The Needy, Greedy City | Citizens Against Government Waste

The Needy, Greedy City

The WasteWatcher

Mayor Jim Kenney was elected last year with a promise to bring universal prekindergarten to Philadelphia. With no way to pay for it, the Mayor needed a solution. So now, the City of Brotherly Love has implemented the soda tax.

Originally proposed at 3 cents-per-ounce, the city council passed a tax half of that amount at 1.5 cents-per-ounce. The potential tax revenue (estimated at $91 million over the first year) is supposedly dedicated to building community schools and refurbishing parks and recreation centers around the city. But nearly 20 percent of the money raised would go to other city programs and employee benefits; not to helping kids and building new schools, as Mayor Kenney led his constituents to believe.

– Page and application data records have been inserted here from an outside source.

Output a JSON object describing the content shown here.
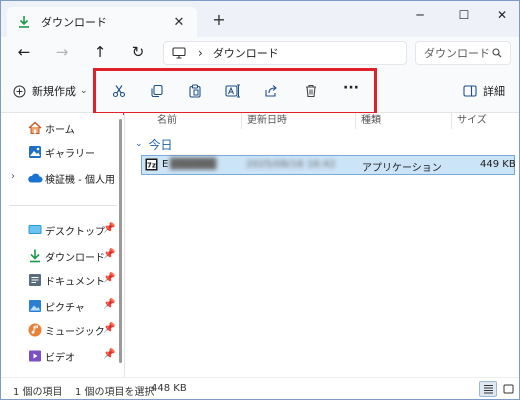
{
  "tab": {
    "title": "ダウンロード",
    "close": "✕",
    "new_tab": "+"
  },
  "window_controls": {
    "minimize": "─",
    "maximize": "☐",
    "close": "✕"
  },
  "nav": {
    "back": "←",
    "forward": "→",
    "up": "↑",
    "refresh": "↻"
  },
  "address": {
    "chevron": "›",
    "location": "ダウンロード"
  },
  "search": {
    "placeholder": "ダウンロード"
  },
  "command_bar": {
    "new_label": "新規作成",
    "new_caret": "⌄",
    "more": "···",
    "details_label": "詳細",
    "icons": [
      "cut-icon",
      "copy-icon",
      "paste-icon",
      "rename-icon",
      "share-icon",
      "delete-icon"
    ]
  },
  "sidebar": {
    "items": [
      {
        "label": "ホーム",
        "icon": "home-icon"
      },
      {
        "label": "ギャラリー",
        "icon": "gallery-icon"
      },
      {
        "label": "検証機 - 個人用",
        "icon": "cloud-icon"
      }
    ],
    "quick_access": [
      {
        "label": "デスクトップ",
        "icon": "desktop-icon"
      },
      {
        "label": "ダウンロード",
        "icon": "download-icon"
      },
      {
        "label": "ドキュメント",
        "icon": "document-icon"
      },
      {
        "label": "ピクチャ",
        "icon": "pictures-icon"
      },
      {
        "label": "ミュージック",
        "icon": "music-icon"
      },
      {
        "label": "ビデオ",
        "icon": "video-icon"
      }
    ],
    "pin": "📌"
  },
  "columns": {
    "name": "名前",
    "modified": "更新日時",
    "type": "種類",
    "size": "サイズ"
  },
  "group": {
    "label": "今日",
    "chevron": "⌄"
  },
  "files": [
    {
      "name": "E",
      "modified": "2025/08/16 16:42",
      "type": "アプリケーション",
      "size": "449 KB",
      "icon": "7zip-icon"
    }
  ],
  "status": {
    "item_count": "1 個の項目",
    "selection": "1 個の項目を選択",
    "selection_size": "448 KB"
  },
  "colors": {
    "accent": "#1d5fa8",
    "selection_bg": "#cce4f7",
    "highlight_box": "#e0202a"
  }
}
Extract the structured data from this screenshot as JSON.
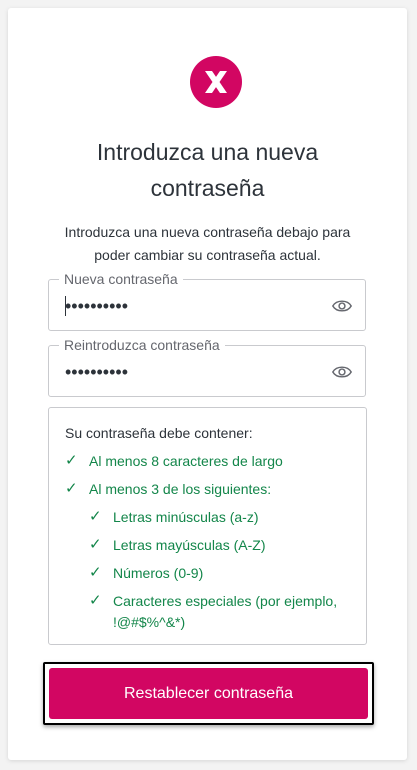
{
  "brand": {
    "accent_color": "#d20662",
    "success_color": "#13864a",
    "logo_icon": "x-logo-icon"
  },
  "header": {
    "title_line1": "Introduzca una nueva",
    "title_line2": "contraseña",
    "description_line1": "Introduzca una nueva contraseña debajo para",
    "description_line2": "poder cambiar su contraseña actual."
  },
  "form": {
    "new_password": {
      "label": "Nueva contraseña",
      "value": "••••••••••",
      "toggle_icon": "eye-icon"
    },
    "confirm_password": {
      "label": "Reintroduzca contraseña",
      "value": "••••••••••",
      "toggle_icon": "eye-icon"
    }
  },
  "requirements": {
    "title": "Su contraseña debe contener:",
    "check_symbol": "✓",
    "items": [
      "Al menos 8 caracteres de largo",
      "Al menos 3 de los siguientes:"
    ],
    "sub_items": [
      "Letras minúsculas (a-z)",
      "Letras mayúsculas (A-Z)",
      "Números (0-9)",
      "Caracteres especiales (por ejemplo,",
      "!@#$%^&*)"
    ]
  },
  "actions": {
    "submit_label": "Restablecer contraseña"
  }
}
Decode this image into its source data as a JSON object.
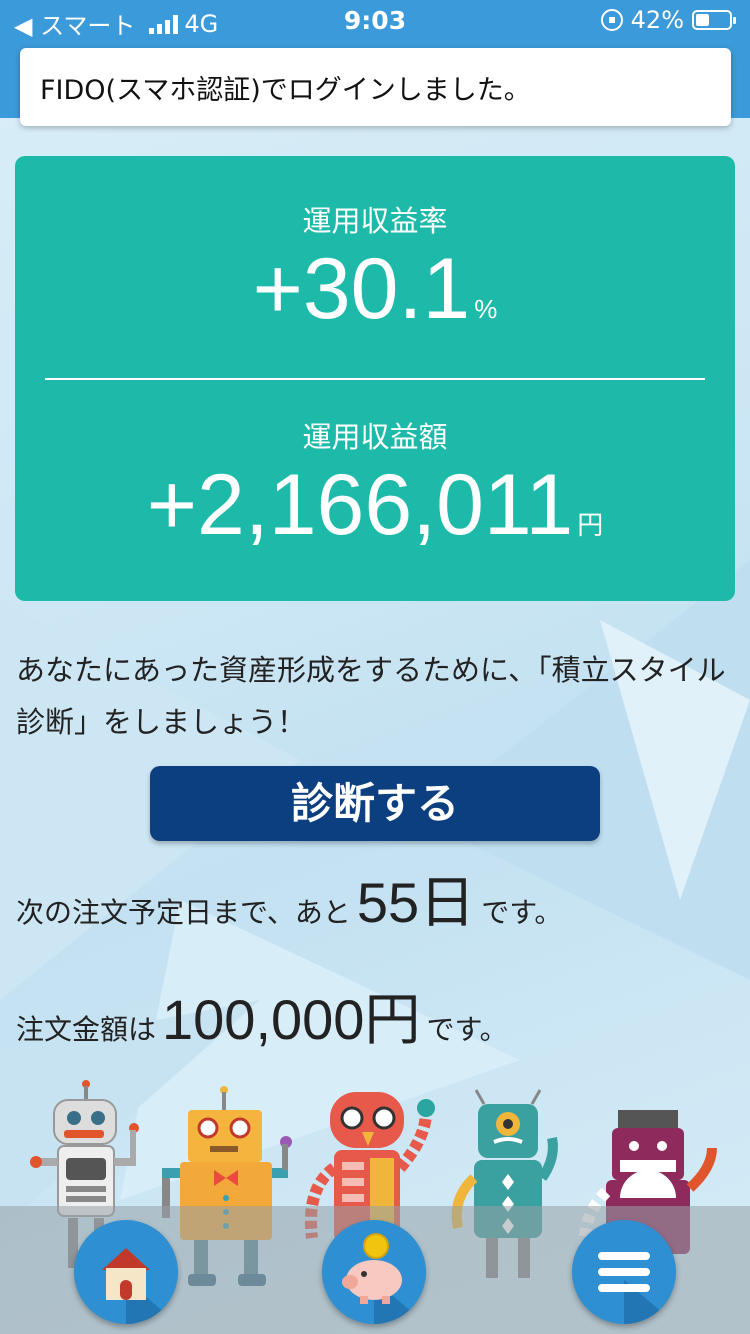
{
  "status_bar": {
    "back_label": "◀ スマート",
    "network": "4G",
    "time": "9:03",
    "battery": "42%",
    "battery_level": 0.42
  },
  "toast": {
    "message": "FIDO(スマホ認証)でログインしました。"
  },
  "stats": {
    "return_rate_label": "運用収益率",
    "return_rate_value": "+30.1",
    "return_rate_unit": "%",
    "return_amount_label": "運用収益額",
    "return_amount_value": "+2,166,011",
    "return_amount_unit": "円"
  },
  "intro_text": "あなたにあった資産形成をするために、「積立スタイル診断」をしましょう！",
  "diagnose_button": "診断する",
  "next_order": {
    "prefix": "次の注文予定日まで、あと",
    "days": "55",
    "days_unit": "日",
    "suffix": "です。"
  },
  "order_amount": {
    "prefix": "注文金額は",
    "amount": "100,000",
    "unit": "円",
    "suffix": "です。"
  },
  "bottom_nav": {
    "items": [
      "home-icon",
      "piggy-bank-icon",
      "menu-icon"
    ]
  },
  "colors": {
    "header": "#3b9ad9",
    "card": "#1dbaa9",
    "button": "#0c3f80",
    "nav_button": "#2f8fd3"
  }
}
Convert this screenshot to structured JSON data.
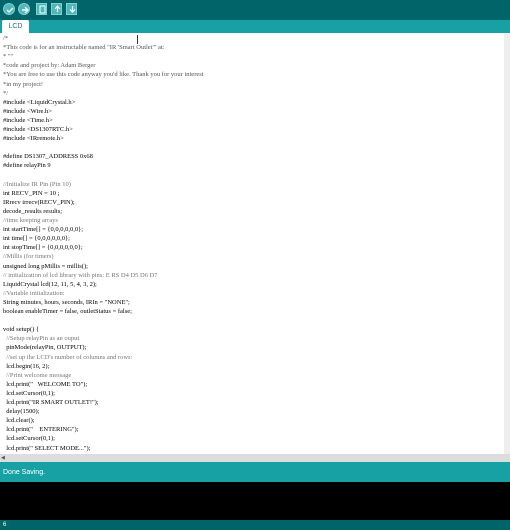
{
  "toolbar": {
    "buttons": [
      {
        "name": "verify-icon"
      },
      {
        "name": "upload-icon"
      },
      {
        "name": "new-file-icon"
      },
      {
        "name": "open-file-icon"
      },
      {
        "name": "save-file-icon"
      }
    ]
  },
  "tabs": [
    {
      "label": "LCD"
    }
  ],
  "editor": {
    "lines": [
      {
        "text": "/*",
        "color": "#555555"
      },
      {
        "text": "*This code is for an instructable named \"IR 'Smart Outlet'\" at:",
        "color": "#555555"
      },
      {
        "text": "* \"\"",
        "color": "#555555"
      },
      {
        "text": "*code and project by: Adam Berger",
        "color": "#555555"
      },
      {
        "text": "*You are free to use this code anyway you'd like. Thank you for your interest",
        "color": "#555555"
      },
      {
        "text": "*in my project!",
        "color": "#555555"
      },
      {
        "text": "*/",
        "color": "#555555"
      },
      {
        "text": "#include <LiquidCrystal.h>",
        "color": "#000000"
      },
      {
        "text": "#include <Wire.h>",
        "color": "#000000"
      },
      {
        "text": "#include <Time.h>",
        "color": "#000000"
      },
      {
        "text": "#include <DS1307RTC.h>",
        "color": "#000000"
      },
      {
        "text": "#include <IRremote.h>",
        "color": "#000000"
      },
      {
        "text": "",
        "color": "#000000"
      },
      {
        "text": "#define DS1307_ADDRESS 0x68",
        "color": "#000000"
      },
      {
        "text": "#define relayPin 9",
        "color": "#000000"
      },
      {
        "text": "",
        "color": "#000000"
      },
      {
        "text": "//Initialize IR Pin (Pin 10)",
        "color": "#777777"
      },
      {
        "text": "int RECV_PIN = 10 ;",
        "color": "#000000"
      },
      {
        "text": "IRrecv irrecv(RECV_PIN);",
        "color": "#000000"
      },
      {
        "text": "decode_results results;",
        "color": "#000000"
      },
      {
        "text": "//time keeping arrays",
        "color": "#777777"
      },
      {
        "text": "int startTime[] = {0,0,0,0,0,0};",
        "color": "#000000"
      },
      {
        "text": "int time[] = {0,0,0,0,0,0};",
        "color": "#000000"
      },
      {
        "text": "int stopTime[] = {0,0,0,0,0,0};",
        "color": "#000000"
      },
      {
        "text": "//Millis (for timers)",
        "color": "#777777"
      },
      {
        "text": "unsigned long pMillis = millis();",
        "color": "#000000"
      },
      {
        "text": "// initialization of lcd library with pins: E RS D4 D5 D6 D7",
        "color": "#777777"
      },
      {
        "text": "LiquidCrystal lcd(12, 11, 5, 4, 3, 2);",
        "color": "#000000"
      },
      {
        "text": "//Variable initialization:",
        "color": "#777777"
      },
      {
        "text": "String minutes, hours, seconds, IRIn = \"NONE\";",
        "color": "#000000"
      },
      {
        "text": "boolean enableTimer = false, outletStatus = false;",
        "color": "#000000"
      },
      {
        "text": "",
        "color": "#000000"
      },
      {
        "text": "void setup() {",
        "color": "#000000"
      },
      {
        "text": "  //Setup relayPin as an ouput",
        "color": "#777777"
      },
      {
        "text": "  pinMode(relayPin, OUTPUT);",
        "color": "#000000"
      },
      {
        "text": "  //set up the LCD's number of columns and rows:",
        "color": "#777777"
      },
      {
        "text": "  lcd.begin(16, 2);",
        "color": "#000000"
      },
      {
        "text": "  //Print welcome message",
        "color": "#777777"
      },
      {
        "text": "  lcd.print(\"   WELCOME TO\");",
        "color": "#000000"
      },
      {
        "text": "  lcd.setCursor(0,1);",
        "color": "#000000"
      },
      {
        "text": "  lcd.print(\"IR SMART OUTLET!\");",
        "color": "#000000"
      },
      {
        "text": "  delay(1500);",
        "color": "#000000"
      },
      {
        "text": "  lcd.clear();",
        "color": "#000000"
      },
      {
        "text": "  lcd.print(\"    ENTERING\");",
        "color": "#000000"
      },
      {
        "text": "  lcd.setCursor(0,1);",
        "color": "#000000"
      },
      {
        "text": "  lcd.print(\" SELECT MODE...\");",
        "color": "#000000"
      }
    ]
  },
  "status": {
    "message": "Done Saving."
  },
  "footer": {
    "line_number": "6"
  }
}
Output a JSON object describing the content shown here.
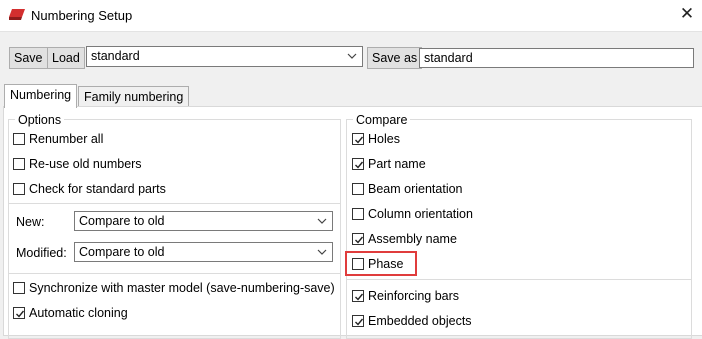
{
  "window": {
    "title": "Numbering Setup",
    "close_glyph": "✕"
  },
  "toolbar": {
    "save_label": "Save",
    "load_label": "Load",
    "setting_value": "standard",
    "save_as_label": "Save as",
    "save_as_value": "standard"
  },
  "tabs": [
    {
      "label": "Numbering",
      "active": true
    },
    {
      "label": "Family numbering",
      "active": false
    }
  ],
  "options": {
    "title": "Options",
    "checkboxes": [
      {
        "label": "Renumber all",
        "checked": false
      },
      {
        "label": "Re-use old numbers",
        "checked": false
      },
      {
        "label": "Check for standard parts",
        "checked": false
      }
    ],
    "new_label": "New:",
    "new_value": "Compare to old",
    "modified_label": "Modified:",
    "modified_value": "Compare to old",
    "bottom_checkboxes": [
      {
        "label": "Synchronize with master model (save-numbering-save)",
        "checked": false
      },
      {
        "label": "Automatic cloning",
        "checked": true
      }
    ]
  },
  "compare": {
    "title": "Compare",
    "checkboxes": [
      {
        "label": "Holes",
        "checked": true
      },
      {
        "label": "Part name",
        "checked": true
      },
      {
        "label": "Beam orientation",
        "checked": false
      },
      {
        "label": "Column orientation",
        "checked": false
      },
      {
        "label": "Assembly name",
        "checked": true
      },
      {
        "label": "Phase",
        "checked": false
      }
    ],
    "bottom_checkboxes": [
      {
        "label": "Reinforcing bars",
        "checked": true
      },
      {
        "label": "Embedded objects",
        "checked": true
      }
    ]
  },
  "colors": {
    "highlight": "#e03c3c",
    "app_icon": "#d32f2f"
  },
  "icons": {
    "app": "app-logo-icon",
    "close": "close-icon",
    "dropdown": "chevron-down-icon",
    "check": "checkmark-icon"
  }
}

Mayor Kenney has also taken a different approach to the soda tax than previous efforts in other cities. Instead of the usual “eat your fruits and vegetables” mantra, often associated with taxes designed to curb unhealthy behavior, Mayor Kenney is offering Philadelphians something tastier: a giant slab of money to fund ‘popular’ city projects. Mayor Kenney says his soda tax could potentially raise approximately $400 million over the next five years.

This ill-advised tax increase will end up doing more harm than good for Philadelphians. Historically, when governments have imposed a tax on any good (in this case soda), that punitive action results in less of the revenue-generating activity, thus diminishing the supposed windfall.

The soda tax is a terrible policy. Voters in cities across the country have indicated repeatedly that they are opposed to soda taxes. If Mayor Kenney and the city council were truly interested in helping the kids, 20 percent of the revenue would not be going into the city’s general fund to pay for elected officials unrelated pet projects.